Taliban Commander, 19 Others Killed in Afghanistan

U.S.-led coalition forces killed a Taliban (search) commander and 19 other militants in fighting in southern Afghanistan, Afghan officials said Monday.

Mullah Abdul Razzaq Hafees (search), one of several Taliban commanders in the country's south, was killed about 10 days ago in Dai Chupan district, about 60 miles north of Kandahar (search), said Khan Mohammed, the city's military commander.

A spokesman at Bagram Air Base, the U.S. military headquarters, said he could not confirm the Hafees' death.

Nineteen other Taliban militants were also killed in the battle, said Jan Mohammed Khan, the governor of neighboring Uruzgan province.
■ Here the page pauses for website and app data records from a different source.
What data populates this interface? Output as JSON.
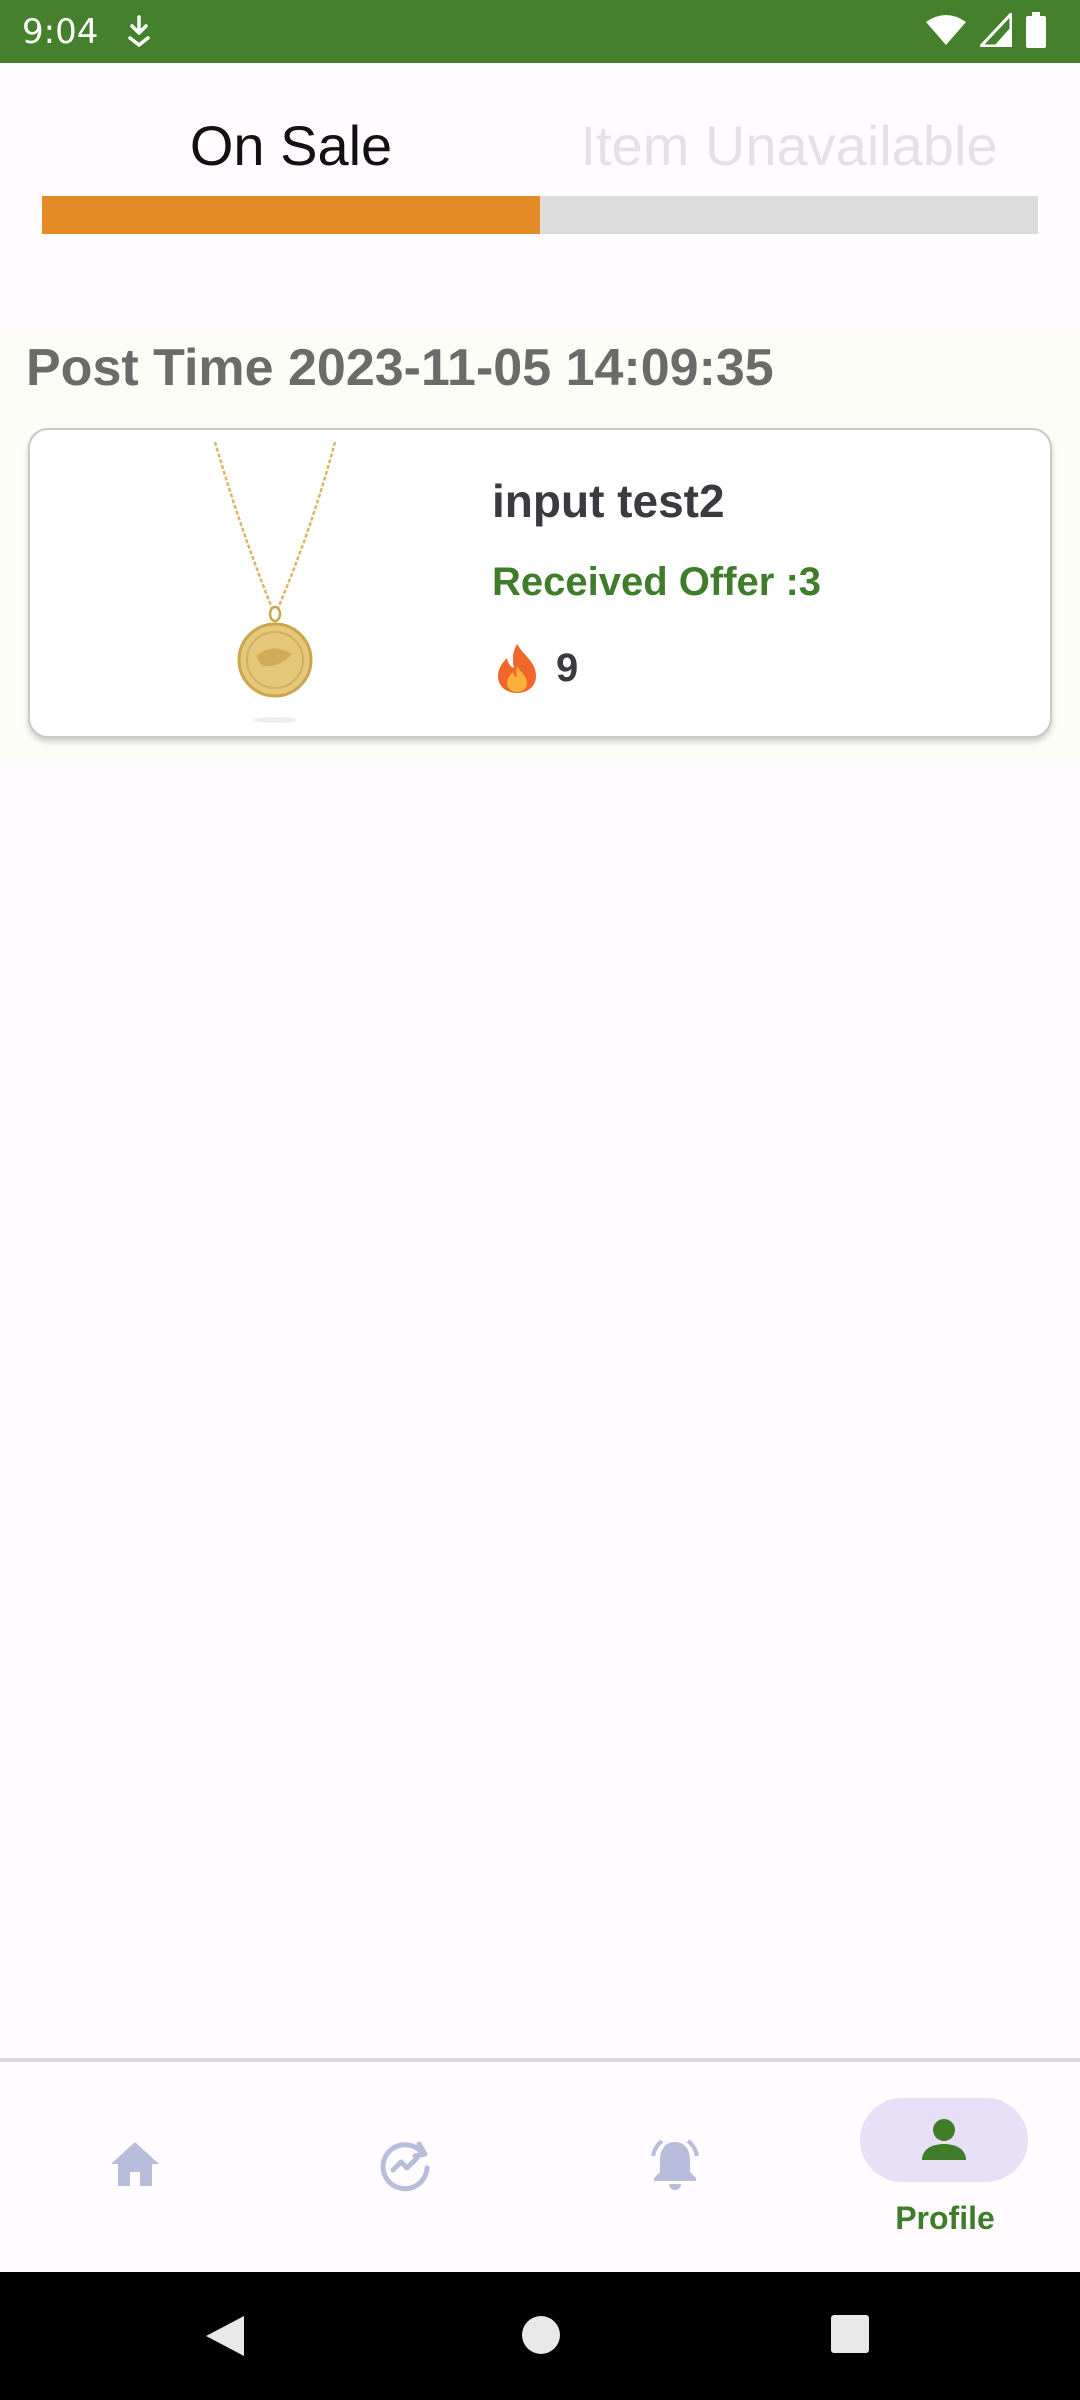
{
  "status_bar": {
    "time": "9:04"
  },
  "tabs": {
    "items": [
      {
        "label": "On Sale",
        "selected": true
      },
      {
        "label": "Item Unavailable",
        "selected": false
      }
    ],
    "indicator_fraction": 0.5,
    "indicator_color": "#e48a26"
  },
  "listing": {
    "post_time": "Post Time 2023-11-05 14:09:35",
    "card": {
      "title": "input test2",
      "offer_text": "Received Offer :3",
      "heat_icon": "fire-icon",
      "heat_count": "9"
    }
  },
  "bottom_nav": {
    "items": [
      {
        "icon": "home-icon",
        "label": ""
      },
      {
        "icon": "trend-sync-icon",
        "label": ""
      },
      {
        "icon": "bell-icon",
        "label": ""
      },
      {
        "icon": "person-icon",
        "label": "Profile",
        "active": true
      }
    ],
    "active_color": "#3f7d2a"
  },
  "colors": {
    "status_bar": "#45802c",
    "accent": "#e48a26",
    "offer": "#3f7d2a"
  }
}
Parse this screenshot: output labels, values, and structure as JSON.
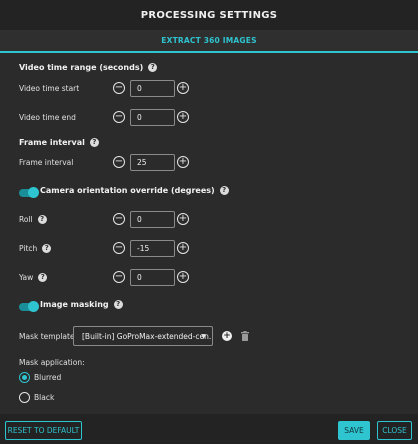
{
  "header": {
    "title": "PROCESSING SETTINGS"
  },
  "tab": {
    "label": "EXTRACT 360 IMAGES"
  },
  "video_range": {
    "title": "Video time range (seconds)",
    "start_label": "Video time start",
    "start_value": "0",
    "end_label": "Video time end",
    "end_value": "0"
  },
  "frame": {
    "title": "Frame interval",
    "label": "Frame interval",
    "value": "25"
  },
  "orientation": {
    "title": "Camera orientation override (degrees)",
    "enabled": true,
    "roll_label": "Roll",
    "roll_value": "0",
    "pitch_label": "Pitch",
    "pitch_value": "-15",
    "yaw_label": "Yaw",
    "yaw_value": "0"
  },
  "masking": {
    "title": "Image masking",
    "enabled": true,
    "template_label": "Mask template:",
    "template_value": "[Built-in] GoProMax-extended-cen...",
    "application_label": "Mask application:",
    "options": [
      "Blurred",
      "Black"
    ],
    "selected": "Blurred"
  },
  "footer": {
    "reset_label": "RESET TO DEFAULT",
    "save_label": "SAVE",
    "close_label": "CLOSE"
  },
  "colors": {
    "accent": "#2ec4d0",
    "background": "#2b2b2b",
    "header": "#232323"
  },
  "icons": {
    "help": "help-icon",
    "minus": "minus-circle-icon",
    "plus": "plus-circle-icon",
    "add": "add-filled-icon",
    "delete": "trash-icon",
    "caret": "caret-down-icon"
  }
}
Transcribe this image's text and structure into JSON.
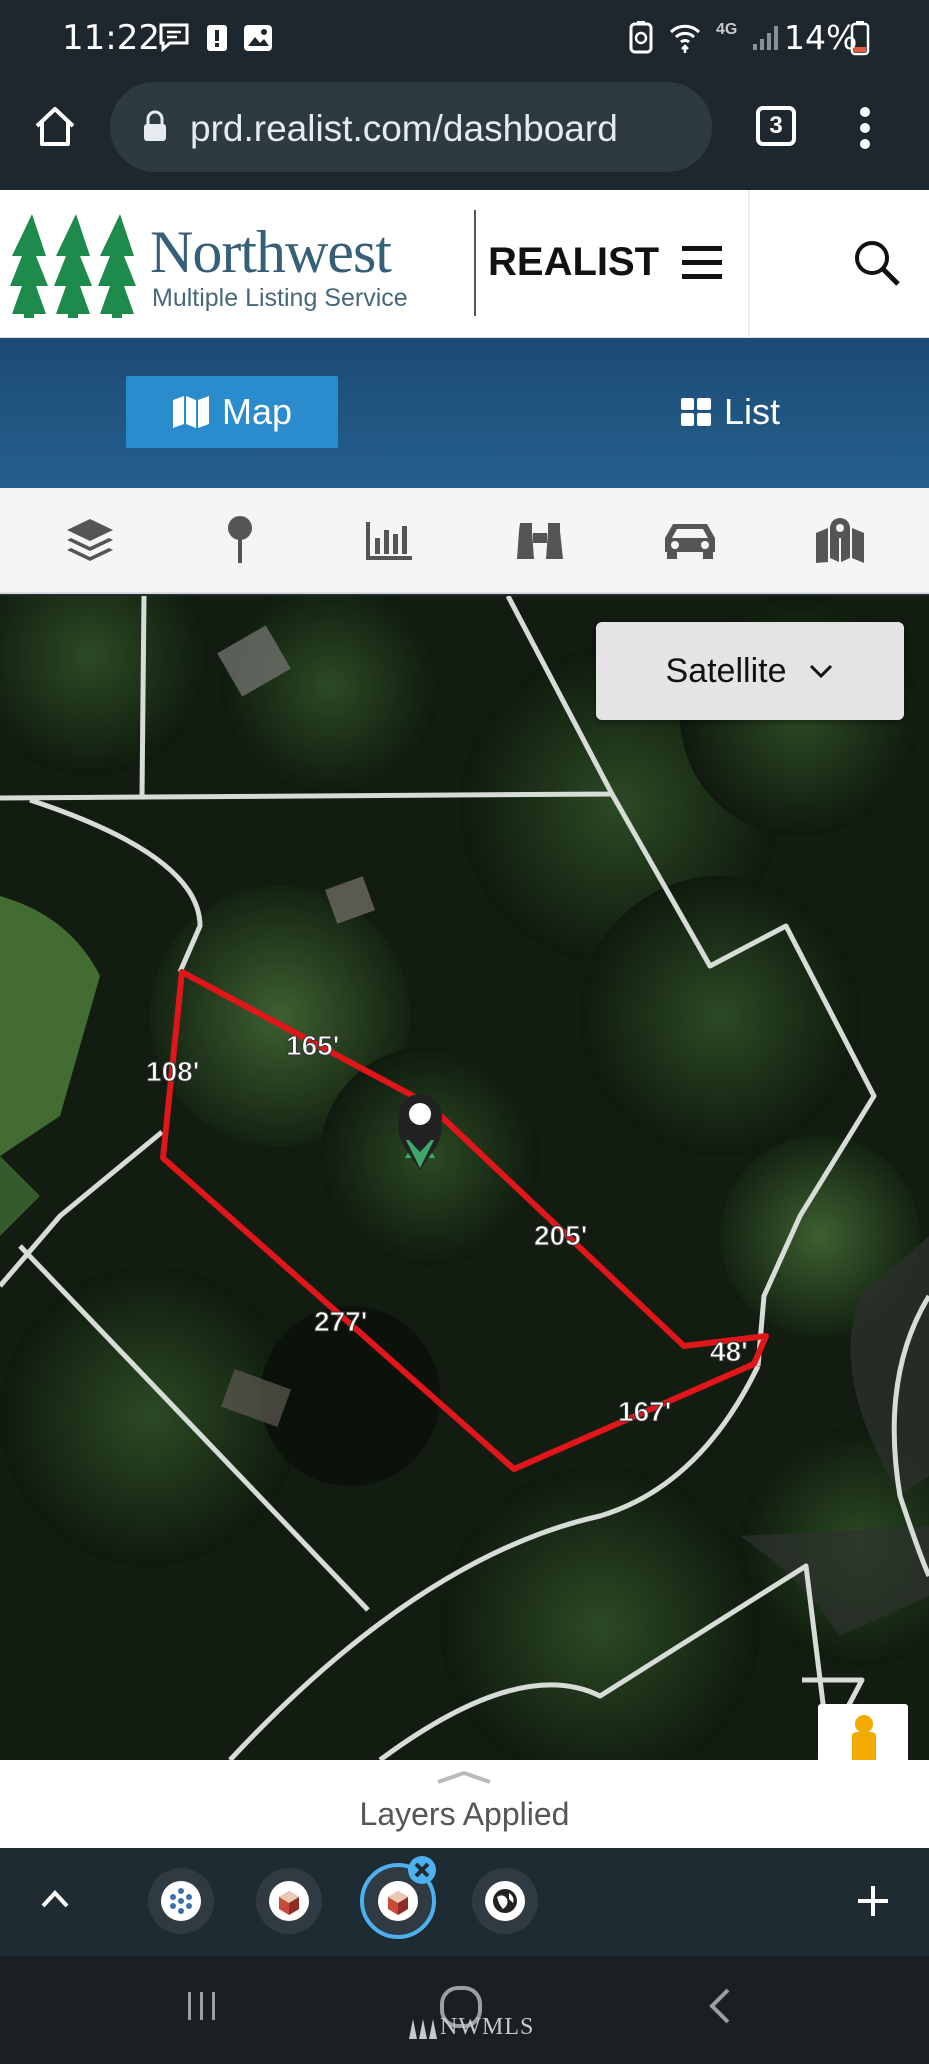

However, he said the clash took place in Uruzgan, which borders Dai Chupan.

It was not immediately clear why there were discrepancies in the reported locations of the fighting, though borders between provinces and districts are not clearly marked in most of the country.

Jan Mohammad Khan said Afghan troops did most of the fighting and were backed up by U.S. commandos.

Taliban rebels have dramatically stepped up operations in recent months. In addition to attacks against U.S. forces, they have also increasingly targeted Afghan government officials and international aid workers, who have been forced to suspend reconstruction projects in several parts of the country.

Hafees' reported death comes just weeks after two other Taliban commanders were killed in the country's south.

On Sept. 18, the U.S. military killed Mullah Mohammed Gul Niazi, a former Taliban commander who had been leading attacks against U.S. forces.

Two days earlier, Hafiz Abdul Rahim, a former police chief with the Taliban before the U.S.-led coalition ousted the hardline Islamic militia in late 2001, died in a shootout with Afghan soldiers.